The event, hosted at the Explorer Hotel by the Northern Indigenous Stewardship Circle, offered a chance to celebrate achievements and develop future programming ideas and funding opportunities.

Momentum to create a national Canadian Guardians program has been growing.



Studies in 2019 and 2022 reported that areas managed by Indigenous governments are healthier and have higher rates of biodiversity. The federal government has pledged increasing sums toward Guardian programs, culminating in a recent announcement of $800 million for four Indigenous-led conservation projects in Ontario, British Columbia, Nunavut and the Northwest Territories.

This week, representatives of northern Guardian programs said they hoped a national framework could offer not just symbolic significance, but practical support.

Finding consistent funding for stewardship programs can take up a significant chunk of smaller communities’ limited capacity.

Jessica Jumbo runs a Guardian program in Sambaa K’e. In her community of 80 people, when someone gets sick for a week, she said that can throw off project timelines and jeopardize funding commitments.



“Between applications and ongoing financial reporting, it’s a lot,” added Ashley Menicoche, the Fort Simpson community coordinator for the Edéhzhíe protected area.

“Simplifying the process and being able to go through one funder would really help us.”

In 10 years, the number of Canadian Guardian programs has grown from 20 to more than 170.

Advocates like the Indigenous Leadership Initiative believe knitting these disparate programs into an effective national movement will require regional hubs, such as BC’s Coastal Stewardship Network.

This week’s meetings have focused on creating a unified northern branch of Guardians that can support and rely on one another.

Amos Scott in a submitted photo.

“Work in the North is unique to the North,” said Amos Scott, project director for the Northern Indigenous Stewardship Circle and organizer of the sessions.

“The programs here often are small, only one or two people working. And then there’s also a few more established Guardian programs in northern Canada.

“But they can find, amongst themselves, similar challenges and similar ways to overcome challenges in their work. And that’s the point of having people here at a sharing circle, is to be to have that safe and open space to talk about those things.”



In the North, guardianship ranges from processing land use applications and regulatory operations to hosting hide-tanning workshops and harvesting programs for Elders.
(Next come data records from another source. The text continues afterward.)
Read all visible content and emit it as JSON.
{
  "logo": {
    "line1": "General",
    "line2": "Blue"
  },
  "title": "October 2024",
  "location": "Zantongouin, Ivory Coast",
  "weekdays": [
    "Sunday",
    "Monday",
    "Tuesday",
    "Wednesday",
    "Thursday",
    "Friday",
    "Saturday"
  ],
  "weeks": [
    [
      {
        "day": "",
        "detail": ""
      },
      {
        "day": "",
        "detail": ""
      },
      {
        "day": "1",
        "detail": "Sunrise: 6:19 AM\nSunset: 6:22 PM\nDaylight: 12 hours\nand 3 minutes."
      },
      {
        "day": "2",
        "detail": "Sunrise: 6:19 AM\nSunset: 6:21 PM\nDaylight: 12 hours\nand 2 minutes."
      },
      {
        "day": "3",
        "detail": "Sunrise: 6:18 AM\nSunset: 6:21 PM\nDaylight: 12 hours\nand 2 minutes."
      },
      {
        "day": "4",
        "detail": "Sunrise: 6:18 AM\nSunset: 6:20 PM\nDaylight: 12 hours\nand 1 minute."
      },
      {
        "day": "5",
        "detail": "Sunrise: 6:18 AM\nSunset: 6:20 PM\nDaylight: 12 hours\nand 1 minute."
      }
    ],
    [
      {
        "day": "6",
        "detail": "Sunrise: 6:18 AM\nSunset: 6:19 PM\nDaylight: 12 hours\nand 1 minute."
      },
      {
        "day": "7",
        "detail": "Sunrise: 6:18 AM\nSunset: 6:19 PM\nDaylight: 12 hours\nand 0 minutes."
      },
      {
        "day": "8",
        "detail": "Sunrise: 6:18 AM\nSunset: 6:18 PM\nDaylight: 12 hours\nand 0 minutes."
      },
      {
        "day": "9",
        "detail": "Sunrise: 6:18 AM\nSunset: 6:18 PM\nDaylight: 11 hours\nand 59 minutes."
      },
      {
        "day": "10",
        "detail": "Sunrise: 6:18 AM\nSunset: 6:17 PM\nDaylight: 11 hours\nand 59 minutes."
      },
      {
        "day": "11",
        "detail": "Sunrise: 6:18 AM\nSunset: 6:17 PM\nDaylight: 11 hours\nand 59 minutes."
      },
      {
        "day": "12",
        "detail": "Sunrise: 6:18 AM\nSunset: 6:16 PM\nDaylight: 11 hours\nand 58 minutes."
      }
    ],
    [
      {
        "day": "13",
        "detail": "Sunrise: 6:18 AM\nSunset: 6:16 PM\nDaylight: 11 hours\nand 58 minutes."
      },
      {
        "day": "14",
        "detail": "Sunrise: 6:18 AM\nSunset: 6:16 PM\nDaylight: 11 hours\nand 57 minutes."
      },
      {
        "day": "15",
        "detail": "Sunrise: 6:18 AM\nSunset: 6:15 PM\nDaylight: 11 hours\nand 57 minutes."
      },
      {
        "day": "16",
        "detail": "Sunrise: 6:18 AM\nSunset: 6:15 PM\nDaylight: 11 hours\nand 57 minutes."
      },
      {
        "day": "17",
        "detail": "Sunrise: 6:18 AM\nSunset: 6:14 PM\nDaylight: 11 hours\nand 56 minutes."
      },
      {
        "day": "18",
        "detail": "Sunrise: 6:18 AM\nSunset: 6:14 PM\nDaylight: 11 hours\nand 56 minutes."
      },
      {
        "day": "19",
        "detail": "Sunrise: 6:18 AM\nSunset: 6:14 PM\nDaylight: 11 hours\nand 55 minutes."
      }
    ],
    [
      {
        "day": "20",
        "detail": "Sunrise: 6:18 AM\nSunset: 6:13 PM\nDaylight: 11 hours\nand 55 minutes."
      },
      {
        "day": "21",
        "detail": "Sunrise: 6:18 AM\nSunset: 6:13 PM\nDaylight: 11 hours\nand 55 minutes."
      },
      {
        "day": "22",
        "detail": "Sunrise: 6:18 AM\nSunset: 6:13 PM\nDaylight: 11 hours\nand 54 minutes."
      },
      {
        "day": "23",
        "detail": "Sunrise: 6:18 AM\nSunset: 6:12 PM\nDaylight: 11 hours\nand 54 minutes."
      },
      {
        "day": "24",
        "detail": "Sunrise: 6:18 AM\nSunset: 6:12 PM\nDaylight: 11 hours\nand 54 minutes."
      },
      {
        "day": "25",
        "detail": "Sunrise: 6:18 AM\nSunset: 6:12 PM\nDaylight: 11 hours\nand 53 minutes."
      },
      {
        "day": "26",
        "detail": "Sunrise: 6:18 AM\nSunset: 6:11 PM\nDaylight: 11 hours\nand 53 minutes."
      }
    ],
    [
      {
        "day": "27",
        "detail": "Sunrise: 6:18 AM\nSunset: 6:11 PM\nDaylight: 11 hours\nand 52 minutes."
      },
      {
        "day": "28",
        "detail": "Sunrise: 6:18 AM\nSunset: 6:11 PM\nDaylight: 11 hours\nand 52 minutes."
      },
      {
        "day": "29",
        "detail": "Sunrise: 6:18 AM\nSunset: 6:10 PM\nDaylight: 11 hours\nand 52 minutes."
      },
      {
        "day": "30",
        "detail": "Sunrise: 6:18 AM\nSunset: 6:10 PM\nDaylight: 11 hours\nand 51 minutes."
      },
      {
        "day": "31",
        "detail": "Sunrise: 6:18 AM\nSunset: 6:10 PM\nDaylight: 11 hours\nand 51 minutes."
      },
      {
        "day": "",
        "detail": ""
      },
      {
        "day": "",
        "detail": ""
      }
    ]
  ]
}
Examples of existing NWT guardianship efforts include caribou protection, the Dehcho Guardians‘ work monitoring permafrost conditions at Scotty Creek, and the K’asho Got’ine Guardians‘ partnership with the University of British Columbia to install trail cameras and acoustic recorders across Ts’udé Nilįné Tuyeta.

This week, program leaders discussed an area that still requires legal clarity: the contention that for programming to have results, Guardian programs need authority to enforce behaviour on the land.

“Long-term solutions will be needed to ensure we support this kind of work,” said Scott.

“But it’s so important. It provides employment, we’re seeing healthier communities … it’s an Indigenous-led effort to meet the challenges we’re facing with our environment.”